Picture the Tri-Cities with 10,000 fewer retail workers

The job sector that some Tri-Cities residents love to hate is going through an unprecedented change and localization on a new study helps put a better face on it. It’s not a new story. Call it Version 2.0 of How Technology Drove the Tri-Cities’ Great Labor Market Restructuring.

Technology – not NAFTA – neutered manufacturing as the Tri-Cities’ leading job provider. And retail is on the way to becoming the next major sector to feel the bite. A study by the Cornerstone Capital Group, a financial services firm, predicts that use of technology in retail will put between 6 million and 7.5 million jobs at risk during the next decade. That accounts for 38% of the jobs in today’s retail sector.

Apply that locally, and you’re talking about almost 10,000 fewer Tri-Cities retail jobs. That’s 5.8% of the total regional private sector labor force. It would move retail from its current position as the region’s fourth largest jobs provider to the seventh place – just ahead of mining, logging, and construction. Ironically that sector ranked slightly behind retail as the sector that took the hardest hit in the Great Recession. April’s Bureau of Labor Statistics tables were used to baseline for the sake of the example.

Much of retail’s woes are focused on Amazon and e-commerce. But look closer and you can see other signs that are already so common they’re accepted as normal. They may not look like Optimus Prime or R2-D2, but they are robot workers all the same. Think of the self-checkout stations at Walmart and grocery stores, or the kiosks popping up on the tables at local restaurants. They are the children of the ATMs that put many bank tellers and clerks on the street looking for new jobs. It’s not really a new story. Remember telephone operators?

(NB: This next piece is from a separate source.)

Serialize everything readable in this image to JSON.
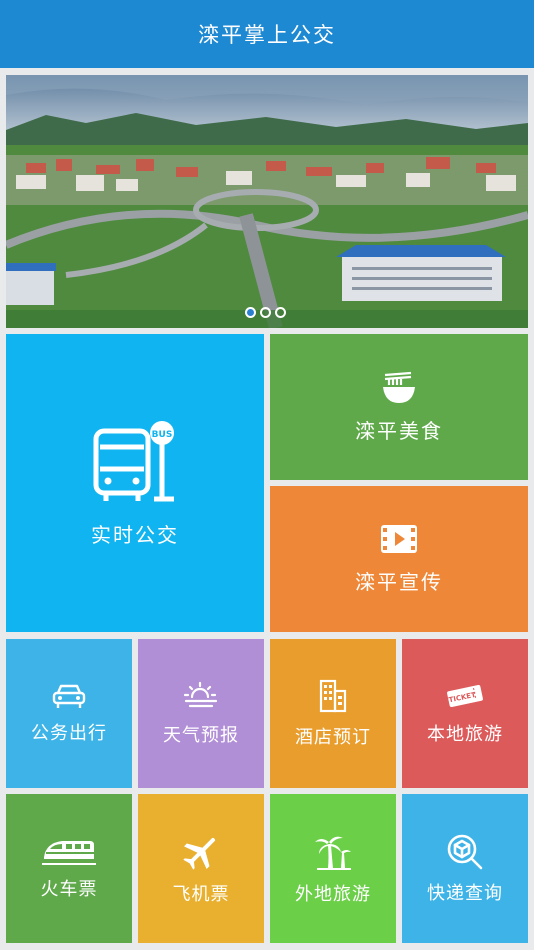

Anyone who reads the business news knows that retail is staggering under tectonic changes that have seen over 3,000 store closings and a growing list of bankruptcies. E-commerce and the overbuilding of retail outlets are getting most of the media’s attention as this phase plays out. But the bigger backstory is technology/automation. Here’s how Cornerstone’s head of research, John Wilson, described it for CNN “automation will drive more job losses than store closings in the next decade.”

And the bottom line should play out just as it did in manufacturing. Total output increased, but with fewer workers. That good for Wall Street and the higher ups at corporate offices, but not so good for Main Street and local economies.
It’s also bad news for women because they dominate the ranks of cashier positions, which are the most automatable jobs in the economy.

This phase of the labor force restructuring will also create some new jobs. And just like it happened in the manufacturing sector many of the newly created jobs will be of a higher quality than those they replace. But it won’t be a one-for-one trade, and the folks who get those new jobs will have to have a lot higher skills set than the retail workers that are replaced.


Retail Automation: Stranded Workers? Opportunities and risks for labor and automation.
All the talk about how retail jobs have sucked the life out of the local jobs economy is more myth than fact.
Johnson City MSA retail GDP up 29.4% – Kingsport-Bristol up 5.7% since 2001
Kingsport-Bristol, Johnson City MSA manufacturing real GDP better than it was in 2001 with a lot fewer employees
Tri-Cities business pattern shows retail trade, construction firms biggest losses since recession